Sitzprobe is the German term, used in opera and musical theater, to describe the first time the entire cast and orchestra sit down together to do the show’s music. I must say that I prefer the equivalent term favored south of the Alps: prova all’italiana, which assumes such an occasion is so glorious that it can only be Italian.

Whatever you call it, one of them took place on Sunday for The King and I. LCT staff, assorted friends of the theater and of the production, and even a few young children, including music director Ted Sperling’s adorable daughters, Ruby and Claire, gathered in LCT’s large rehearsal room.

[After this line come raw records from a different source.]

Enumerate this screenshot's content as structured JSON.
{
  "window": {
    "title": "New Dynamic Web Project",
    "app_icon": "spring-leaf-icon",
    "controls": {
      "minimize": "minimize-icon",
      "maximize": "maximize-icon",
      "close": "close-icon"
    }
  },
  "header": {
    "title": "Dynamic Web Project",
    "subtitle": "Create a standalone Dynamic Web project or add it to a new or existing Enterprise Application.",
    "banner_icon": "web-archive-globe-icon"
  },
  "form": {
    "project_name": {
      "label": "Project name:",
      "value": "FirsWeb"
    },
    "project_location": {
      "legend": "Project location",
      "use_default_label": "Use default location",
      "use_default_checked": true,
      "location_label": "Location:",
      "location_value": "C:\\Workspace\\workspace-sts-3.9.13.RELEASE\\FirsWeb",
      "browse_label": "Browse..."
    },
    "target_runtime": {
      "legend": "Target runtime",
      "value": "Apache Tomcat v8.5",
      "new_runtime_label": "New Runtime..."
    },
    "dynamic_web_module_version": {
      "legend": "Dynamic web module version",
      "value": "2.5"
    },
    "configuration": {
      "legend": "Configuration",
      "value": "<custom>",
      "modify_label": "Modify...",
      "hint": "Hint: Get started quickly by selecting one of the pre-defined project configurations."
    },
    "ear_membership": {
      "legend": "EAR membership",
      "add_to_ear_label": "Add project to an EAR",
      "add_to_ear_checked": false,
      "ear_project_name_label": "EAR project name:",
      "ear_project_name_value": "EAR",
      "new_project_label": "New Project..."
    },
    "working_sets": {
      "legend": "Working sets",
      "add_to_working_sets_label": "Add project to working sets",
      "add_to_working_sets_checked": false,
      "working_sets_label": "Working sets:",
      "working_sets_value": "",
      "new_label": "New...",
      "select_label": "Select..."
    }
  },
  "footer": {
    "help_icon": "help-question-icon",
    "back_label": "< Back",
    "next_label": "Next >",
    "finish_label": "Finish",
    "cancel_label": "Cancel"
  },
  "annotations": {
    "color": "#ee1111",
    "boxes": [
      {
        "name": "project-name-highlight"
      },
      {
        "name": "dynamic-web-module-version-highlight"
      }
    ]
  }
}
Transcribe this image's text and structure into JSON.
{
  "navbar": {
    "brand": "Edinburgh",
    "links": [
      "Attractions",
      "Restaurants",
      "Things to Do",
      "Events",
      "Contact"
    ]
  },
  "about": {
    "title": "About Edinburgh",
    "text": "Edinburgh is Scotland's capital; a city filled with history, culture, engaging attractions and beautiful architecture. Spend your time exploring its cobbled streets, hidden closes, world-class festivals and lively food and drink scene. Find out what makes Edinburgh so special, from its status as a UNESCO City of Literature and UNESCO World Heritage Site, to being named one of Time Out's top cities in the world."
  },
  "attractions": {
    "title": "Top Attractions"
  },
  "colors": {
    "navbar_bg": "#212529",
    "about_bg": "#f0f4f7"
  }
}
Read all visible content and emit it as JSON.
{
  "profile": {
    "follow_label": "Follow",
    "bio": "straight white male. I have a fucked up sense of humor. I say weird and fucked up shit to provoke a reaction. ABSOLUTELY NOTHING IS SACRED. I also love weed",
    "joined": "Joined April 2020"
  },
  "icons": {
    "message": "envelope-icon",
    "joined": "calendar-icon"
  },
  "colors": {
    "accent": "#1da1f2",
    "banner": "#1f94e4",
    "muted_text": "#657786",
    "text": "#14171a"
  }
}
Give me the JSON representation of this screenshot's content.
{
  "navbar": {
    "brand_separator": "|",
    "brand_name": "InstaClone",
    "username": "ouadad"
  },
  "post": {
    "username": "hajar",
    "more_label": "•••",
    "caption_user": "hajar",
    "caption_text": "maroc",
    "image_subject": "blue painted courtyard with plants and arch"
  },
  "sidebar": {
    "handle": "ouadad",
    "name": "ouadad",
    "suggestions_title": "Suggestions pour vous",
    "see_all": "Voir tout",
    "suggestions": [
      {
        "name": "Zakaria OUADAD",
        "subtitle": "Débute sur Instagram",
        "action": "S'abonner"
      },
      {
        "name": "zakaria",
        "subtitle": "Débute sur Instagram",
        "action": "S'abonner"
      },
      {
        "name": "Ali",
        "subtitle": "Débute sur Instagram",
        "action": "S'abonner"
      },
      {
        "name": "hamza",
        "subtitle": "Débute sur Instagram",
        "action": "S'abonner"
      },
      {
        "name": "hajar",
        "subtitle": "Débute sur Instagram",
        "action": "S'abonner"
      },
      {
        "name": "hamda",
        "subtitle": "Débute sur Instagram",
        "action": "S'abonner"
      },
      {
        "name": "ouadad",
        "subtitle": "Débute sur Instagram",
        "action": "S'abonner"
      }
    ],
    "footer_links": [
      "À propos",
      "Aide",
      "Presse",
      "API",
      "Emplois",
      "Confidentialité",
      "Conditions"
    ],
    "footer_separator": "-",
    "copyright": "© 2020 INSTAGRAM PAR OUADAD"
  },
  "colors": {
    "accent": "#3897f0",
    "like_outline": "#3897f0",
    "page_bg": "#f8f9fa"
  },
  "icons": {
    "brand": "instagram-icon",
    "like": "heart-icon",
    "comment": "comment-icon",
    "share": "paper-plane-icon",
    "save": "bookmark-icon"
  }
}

Bartlett Sher, the production’s director, briefly welcomed the guests, before ceding the mic to Sperling, who said, “This is a real working rehearsal, not a finished show.” In fact, I am being metaphorical when I say Sher ceded the mic: there was not a single electronic amplifier in the room. As Sperling put it: “Today is au naturel. It’s a very honest-to-goodness way to hear these things.” In the indelible words of the musical, the sitzprobe is an intimate way for “getting to know you.”

Sperling said that the sitzprobe “is always a highlight of our process.” He wasn’t kidding. You might imagine that after 5 weeks of rehearsal the cast would treat each new day as routine. Not a bit. Their excitement before each number was giddy, and their enthusiasm after each number was audible. If a production rises and falls in part based on what military leaders call “unit cohesion,” then I would say that The King and I is in fighting shape.

Brendan Lemon is the American theater critic for the Financial Times and the editor of